“If you stick today to doing what you did yesterday, you certainly won’t succeed with what you might achieve tomorrow!” – Futurist Jim Carroll
The reality of reinvention should be pretty easy for many people to comprehend – but seems to be something that is incredibly hard for many to do. That’s something that I will never fully understand when it comes to innovation, disruption, and the future.
Why is this the case? The reasons are many, but let me give you just a few in the context of the strange new land in which we find ourselves today:
- an inability to accept reality: that seems to be a theme for 2020!
- inertia is easy: when confronted by change, many people react by …. doing nothing.
- an avoidance mindset: when things are uncomfortable, the easiest thing to do to deal with that discomfort is to avoid it!
- repetition is easy: reinvention is hard
- laziness is on the agenda: you’ll do it later because reinvention is hard work,
- an unwillingness to confront the truth: your old business model is probably gone, but you won’t accept it
- clinging to the past: a belief that we’ll soon get back to normal (we won’t; everything has changed)
- a scope challenge: a lack of appreciation for the change that has occurred: the events of the year are transformative
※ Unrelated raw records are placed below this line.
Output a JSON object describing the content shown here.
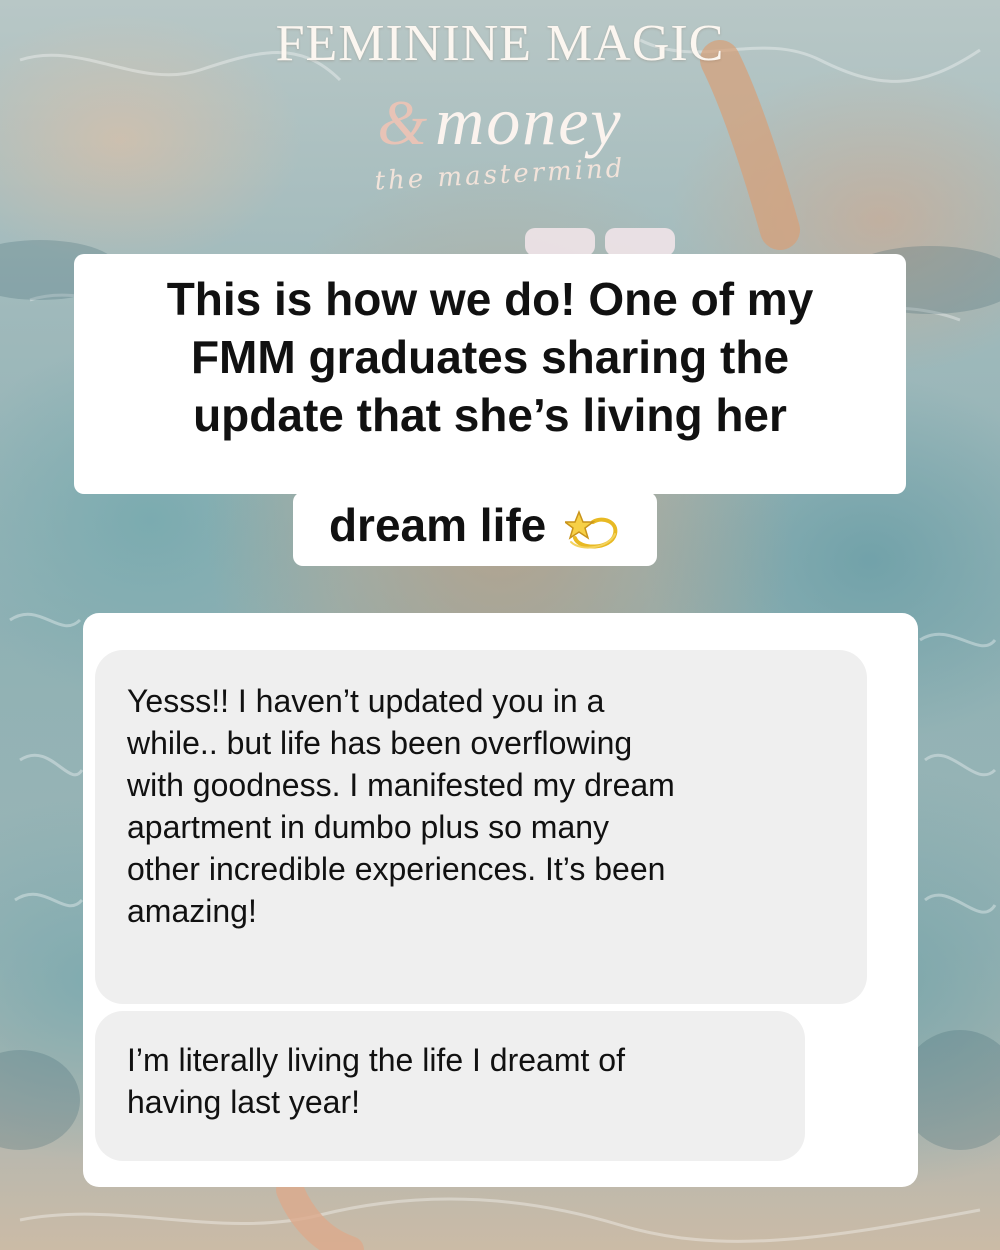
{
  "brand": {
    "line1": "FEMININE MAGIC",
    "ampersand": "&",
    "money": "money",
    "script": "the mastermind"
  },
  "caption": {
    "lines": [
      "This is how we do! One of my",
      "FMM graduates sharing the",
      "update that she’s living her",
      "dream life"
    ],
    "emoji_icon": "dizzy-star-icon"
  },
  "messages": [
    {
      "lines": [
        "Yesss!! I haven’t updated you in a",
        "while.. but life has been overflowing",
        "with goodness. I manifested my dream",
        "apartment in dumbo plus so many",
        "other incredible experiences. It’s been",
        "amazing!"
      ]
    },
    {
      "lines": [
        "I’m literally living the life I dreamt of",
        "having last year!"
      ]
    }
  ],
  "colors": {
    "caption_bg": "#ffffff",
    "bubble_bg": "#efefef",
    "text": "#111111",
    "brand_text": "#fbf6f0",
    "brand_amp": "#e8c3b6"
  }
}
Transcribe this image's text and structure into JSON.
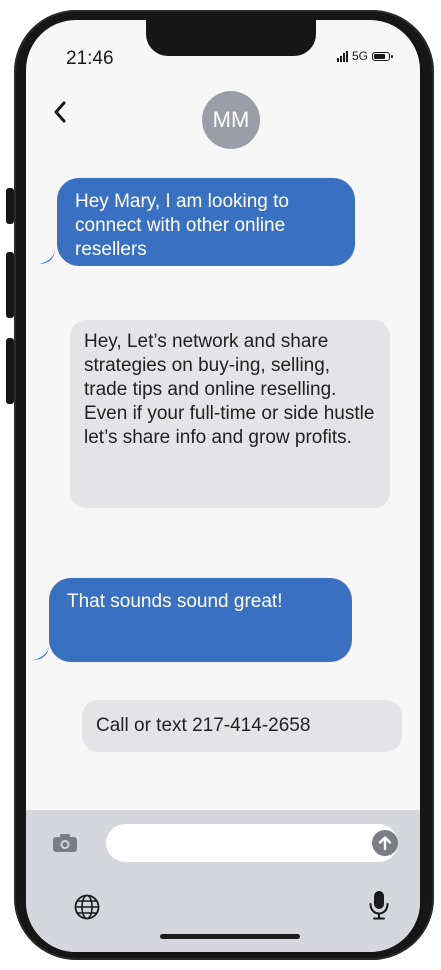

- an inability to take risks: you were comfortable for so long in your ‘old ways’ that you don’t know how to try a new way!
- paralyzed by the fear of failure: new ideas seem to be too far-reaching and daunting!
- moving slow when speed is critical: but things have never moved this fast!
- a loss of confidence: you aren’t certain they can compete, adapt, and change.
- fear of the unknown: in times of uncertainty: far too many people go into a ‘wait-and-see’ mode when they aren’t sure as to what comes next.
If you are guilty of these attitudes, history has taught us that you are at extremely high risk of future failure! Get moving!